While searching for information on the B-52, I came across a forum where the following question was asked:
Does anyone know what the take off field length is for the B-52 at MTOW. Also, needing landing distances.
Seems like a simple question. Not so fast....

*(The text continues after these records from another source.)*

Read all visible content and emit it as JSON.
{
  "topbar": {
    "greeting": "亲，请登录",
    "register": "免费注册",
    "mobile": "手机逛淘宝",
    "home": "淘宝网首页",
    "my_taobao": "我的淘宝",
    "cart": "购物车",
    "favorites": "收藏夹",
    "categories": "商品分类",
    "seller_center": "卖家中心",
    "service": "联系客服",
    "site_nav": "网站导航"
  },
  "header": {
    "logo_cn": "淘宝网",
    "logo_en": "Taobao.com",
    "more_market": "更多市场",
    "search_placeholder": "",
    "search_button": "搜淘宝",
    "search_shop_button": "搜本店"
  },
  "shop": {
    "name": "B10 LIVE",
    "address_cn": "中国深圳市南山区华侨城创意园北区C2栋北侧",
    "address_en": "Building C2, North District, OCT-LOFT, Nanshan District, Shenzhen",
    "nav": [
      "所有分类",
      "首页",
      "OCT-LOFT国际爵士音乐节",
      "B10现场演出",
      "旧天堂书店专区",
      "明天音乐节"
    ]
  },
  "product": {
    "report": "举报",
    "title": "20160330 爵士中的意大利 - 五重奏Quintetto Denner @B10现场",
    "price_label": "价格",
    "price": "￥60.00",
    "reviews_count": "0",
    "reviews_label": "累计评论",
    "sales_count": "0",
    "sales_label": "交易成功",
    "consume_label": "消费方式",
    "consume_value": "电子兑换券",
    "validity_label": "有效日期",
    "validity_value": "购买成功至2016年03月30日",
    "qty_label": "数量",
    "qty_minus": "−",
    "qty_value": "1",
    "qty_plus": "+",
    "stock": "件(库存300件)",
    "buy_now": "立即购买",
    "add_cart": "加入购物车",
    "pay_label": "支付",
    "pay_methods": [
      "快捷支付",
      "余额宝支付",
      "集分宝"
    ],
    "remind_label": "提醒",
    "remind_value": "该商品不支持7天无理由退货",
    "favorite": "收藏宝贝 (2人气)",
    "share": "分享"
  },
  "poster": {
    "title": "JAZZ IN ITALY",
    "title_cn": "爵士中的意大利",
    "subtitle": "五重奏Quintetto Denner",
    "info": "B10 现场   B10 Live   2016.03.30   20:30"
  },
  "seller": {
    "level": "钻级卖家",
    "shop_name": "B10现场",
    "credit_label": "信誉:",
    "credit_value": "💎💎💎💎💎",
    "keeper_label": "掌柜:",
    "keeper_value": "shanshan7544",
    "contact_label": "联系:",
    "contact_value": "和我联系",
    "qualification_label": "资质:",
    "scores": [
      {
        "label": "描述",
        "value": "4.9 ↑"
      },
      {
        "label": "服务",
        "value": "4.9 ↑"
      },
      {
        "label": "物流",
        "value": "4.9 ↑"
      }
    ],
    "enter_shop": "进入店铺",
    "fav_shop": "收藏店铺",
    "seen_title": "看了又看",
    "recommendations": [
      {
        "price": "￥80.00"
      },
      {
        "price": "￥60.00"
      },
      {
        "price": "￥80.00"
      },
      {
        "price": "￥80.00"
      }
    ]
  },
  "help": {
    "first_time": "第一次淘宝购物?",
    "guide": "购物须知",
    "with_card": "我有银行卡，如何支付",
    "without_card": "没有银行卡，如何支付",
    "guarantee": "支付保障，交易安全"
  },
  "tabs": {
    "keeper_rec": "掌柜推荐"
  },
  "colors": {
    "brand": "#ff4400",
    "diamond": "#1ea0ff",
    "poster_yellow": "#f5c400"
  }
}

B-52 takeoff distance (S2 distance) is a function of brake release gross weight, pressure altitude, OAT (outside air temperature), and EPR (engine pressure ratio) used for takeoff (either TRT (takeoff rated thrust) or partial thrust). Furthermore, takeoff distance will be affected by winds (however a headwind, which would shorten takeoff distance, is disregarded for planning purposes and a tailwind (downwind takeoff) is to be avoided), runway gradient (takeoff distance is longer going uphill), and runway surface (water and slush standing on the runway will extend the ground run). Assuming flaps down, 8 engines, a 200 foot line-up distance and no wind, a maxed-out B-52H (488,000lbs brake release gross weight) at 500 feet pressure altitude, OAT of 60 degrees F and using TRT of 1.71 EPR on a level, dry runway should have a takeoff ground run of approximately 8000 feet. Under the same conditions except using partial thrust of 1.67 EPR, the ground run increases to approximately 8600 feet. For landing, landing ground run is a function of gross weight (which determines the speed flown on final), pressure altitude, OAT and RCR (runway condition reading). Also, winds, pilot braking technique, drag chute employment and airbrake position will affect landing ground run. All landings are planned assuming full flaps, no drag chute, 8 engines at idle, full airbrakes at touchdown and wheel brakes applied at touchdown speed minus 20 knots. Under these assumptions, a 270,000lb B-52H, using a best flare speed of 135 knots at airbrakes 4, pressure altitude of 500 feet, OAT of 60 degrees F and RCR of 23 (dry runway), no wind, no gradient, would have a planned landing ground run of approximately 4900 feet. Under normal landing conditions (drag chute deployed at touchdown, wheel brakes at 90 knots), all other conditions the same, the ground run drops to approximately 4100 feet. The previous figures do not include landing flare distance, which, under these conditions, would be approximately 3300 feet. I can give you TOLD for a G model also if you want that.